Hydroxymethylfurfural is not good for bees
Hydroxymethylfurfural is the main reason that high-fructose corn syrup is not good for bees. Also known as HMF, hydroxymethylfurfural is a chemical that forms when high-fructose corn syrup is heated. It is known to damage honey bees by causing ulceration of the gut.
Lately it has become one of the suspects in the deaths of millions of honey bees across the globe. Beekeepers often supplement a colony’s diet with high-fructose corn syrup, especially in the early spring when they want colonies to build up quickly for the pollination season.
Researchers have found that the more high-fructose corn syrup is heated, the more HMF is formed, and the production takes a big jump at around 120?F. Now 120?F isn’t very hot. It’s a bit warmer than the hot water in your tap, or sort of like a summer day in Death Valley. HMF formation also increases over time, so old high-fructose corn syrup contains more than new syrup.
The temperature inside a hive can easily be warm enough to produce HMF, so it is very possible that it has an effect on honey bee health.

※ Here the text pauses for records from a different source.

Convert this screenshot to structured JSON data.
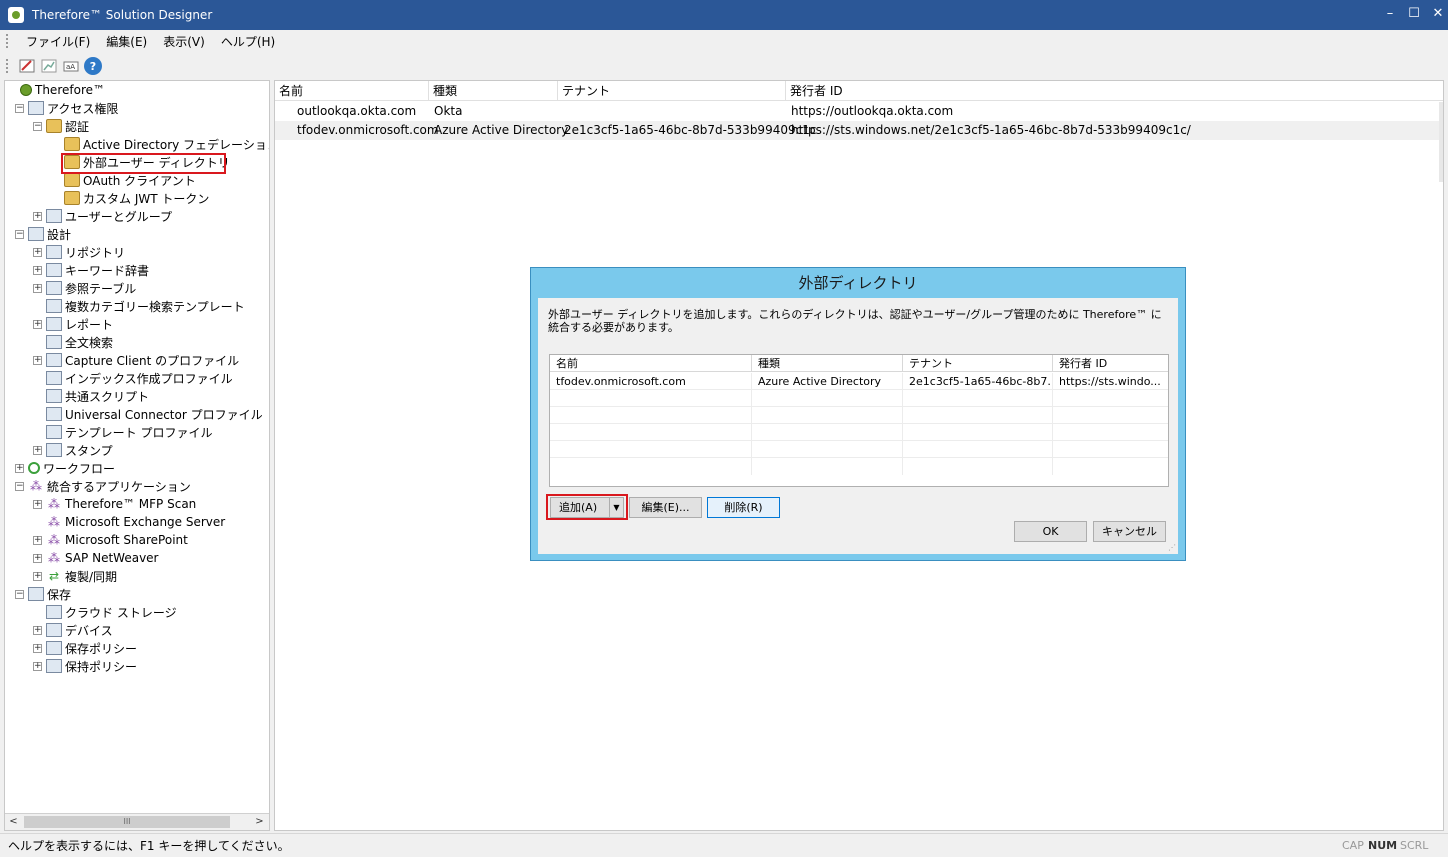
{
  "window": {
    "title": "Therefore™ Solution Designer",
    "controls": {
      "minimize": "–",
      "maximize": "☐",
      "close": "✕"
    }
  },
  "menu": [
    "ファイル(F)",
    "編集(E)",
    "表示(V)",
    "ヘルプ(H)"
  ],
  "toolbar": {
    "help": "?"
  },
  "tree": {
    "items": [
      {
        "label": "Therefore™",
        "icon": "therefore-globe-icon",
        "level": 0,
        "exp": ""
      },
      {
        "label": "アクセス権限",
        "icon": "access-rights-icon",
        "level": 1,
        "exp": "−"
      },
      {
        "label": "認証",
        "icon": "folder-key-icon",
        "level": 2,
        "exp": "−"
      },
      {
        "label": "Active Directory フェデレーション サ",
        "icon": "folder-key-icon",
        "level": 3,
        "exp": ""
      },
      {
        "label": "外部ユーザー ディレクトリ",
        "icon": "folder-key-icon",
        "level": 3,
        "exp": "",
        "selected": true
      },
      {
        "label": "OAuth クライアント",
        "icon": "folder-key-icon",
        "level": 3,
        "exp": ""
      },
      {
        "label": "カスタム JWT トークン",
        "icon": "folder-key-icon",
        "level": 3,
        "exp": ""
      },
      {
        "label": "ユーザーとグループ",
        "icon": "users-icon",
        "level": 2,
        "exp": "+"
      },
      {
        "label": "設計",
        "icon": "design-icon",
        "level": 1,
        "exp": "−"
      },
      {
        "label": "リポジトリ",
        "icon": "repository-icon",
        "level": 2,
        "exp": "+"
      },
      {
        "label": "キーワード辞書",
        "icon": "keyword-dictionary-icon",
        "level": 2,
        "exp": "+"
      },
      {
        "label": "参照テーブル",
        "icon": "reference-table-icon",
        "level": 2,
        "exp": "+"
      },
      {
        "label": "複数カテゴリー検索テンプレート",
        "icon": "search-template-icon",
        "level": 2,
        "exp": ""
      },
      {
        "label": "レポート",
        "icon": "report-icon",
        "level": 2,
        "exp": "+"
      },
      {
        "label": "全文検索",
        "icon": "fulltext-search-icon",
        "level": 2,
        "exp": ""
      },
      {
        "label": "Capture Client のプロファイル",
        "icon": "capture-profile-icon",
        "level": 2,
        "exp": "+"
      },
      {
        "label": "インデックス作成プロファイル",
        "icon": "index-profile-icon",
        "level": 2,
        "exp": ""
      },
      {
        "label": "共通スクリプト",
        "icon": "script-icon",
        "level": 2,
        "exp": ""
      },
      {
        "label": "Universal Connector プロファイル",
        "icon": "universal-connector-icon",
        "level": 2,
        "exp": ""
      },
      {
        "label": "テンプレート プロファイル",
        "icon": "template-profile-icon",
        "level": 2,
        "exp": ""
      },
      {
        "label": "スタンプ",
        "icon": "stamp-icon",
        "level": 2,
        "exp": "+"
      },
      {
        "label": "ワークフロー",
        "icon": "workflow-icon",
        "level": 1,
        "exp": "+"
      },
      {
        "label": "統合するアプリケーション",
        "icon": "integration-icon",
        "level": 1,
        "exp": "−"
      },
      {
        "label": "Therefore™ MFP Scan",
        "icon": "mfp-scan-icon",
        "level": 2,
        "exp": "+"
      },
      {
        "label": "Microsoft Exchange Server",
        "icon": "exchange-icon",
        "level": 2,
        "exp": ""
      },
      {
        "label": "Microsoft SharePoint",
        "icon": "sharepoint-icon",
        "level": 2,
        "exp": "+"
      },
      {
        "label": "SAP NetWeaver",
        "icon": "sap-icon",
        "level": 2,
        "exp": "+"
      },
      {
        "label": "複製/同期",
        "icon": "sync-icon",
        "level": 2,
        "exp": "+"
      },
      {
        "label": "保存",
        "icon": "storage-icon",
        "level": 1,
        "exp": "−"
      },
      {
        "label": "クラウド ストレージ",
        "icon": "cloud-storage-icon",
        "level": 2,
        "exp": ""
      },
      {
        "label": "デバイス",
        "icon": "device-icon",
        "level": 2,
        "exp": "+"
      },
      {
        "label": "保存ポリシー",
        "icon": "storage-policy-icon",
        "level": 2,
        "exp": "+"
      },
      {
        "label": "保持ポリシー",
        "icon": "retention-policy-icon",
        "level": 2,
        "exp": "+"
      }
    ],
    "hscroll_left": "<",
    "hscroll_right": ">",
    "hscroll_thumb": "III"
  },
  "list": {
    "columns": [
      "名前",
      "種類",
      "テナント",
      "発行者 ID"
    ],
    "rows": [
      [
        "outlookqa.okta.com",
        "Okta",
        "",
        "https://outlookqa.okta.com"
      ],
      [
        "tfodev.onmicrosoft.com",
        "Azure Active Directory",
        "2e1c3cf5-1a65-46bc-8b7d-533b99409c1c",
        "https://sts.windows.net/2e1c3cf5-1a65-46bc-8b7d-533b99409c1c/"
      ]
    ]
  },
  "dialog": {
    "title": "外部ディレクトリ",
    "description": "外部ユーザー ディレクトリを追加します。これらのディレクトリは、認証やユーザー/グループ管理のために Therefore™ に統合する必要があります。",
    "columns": [
      "名前",
      "種類",
      "テナント",
      "発行者 ID"
    ],
    "rows": [
      [
        "tfodev.onmicrosoft.com",
        "Azure Active Directory",
        "2e1c3cf5-1a65-46bc-8b7...",
        "https://sts.windo..."
      ]
    ],
    "buttons": {
      "add": "追加(A)",
      "edit": "編集(E)...",
      "delete": "削除(R)",
      "ok": "OK",
      "cancel": "キャンセル"
    }
  },
  "status": {
    "text": "ヘルプを表示するには、F1 キーを押してください。",
    "cap": "CAP",
    "num": "NUM",
    "scrl": "SCRL"
  },
  "colors": {
    "titlebar": "#2b5797",
    "dialog_frame": "#7ac9ec",
    "highlight": "#d9181e"
  }
}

High-fructose corn syrup is most often used by commercial beekeepers. Tariffs on sugar imports keep sugar prices high, whereas domestic corn is subsidized, so high-fructose corn syrup becomes a cheap and easy-to-use alternative to sugar. Many commercial beekeepers buy it in tanker loads and fill their hive-top feeders with hoses that pump the stuff in. The bees are not hesitant to eat it and a colony will consume gallons.
High-fructose corn syrup continues to be popular with commercial beekeepers, many of whom say they’ve been using it for years and it hasn’t hurt their bees. On the other hand, we know that bee hives have become hard to maintain, colony numbers are dropping, and something is causing bee declines. If scientific experimentation shows that high-fructose corn syrup is part of the problem, we probably should be listening.
If you are debating about what to feed your bees, and you don’t have honey from your own apiary, use sugar syrup. Some types of high-fructose corn syrup have less HMF than others, but until all the evidence is in, plain old sugar made into syrup is probably the safest bet. I will update this site as more information about HMF becomes available.
LeBlanc et al. Formation of Hydroxymethylfurfural in Domestic High-Fructose Corn Syrup and Its Toxicity to the Honey Bee (Apis mellifera). Journal of Agricultural and Food Chemistry, 2009; 57 (16): 7369 DOI: 10.1021/jf9014526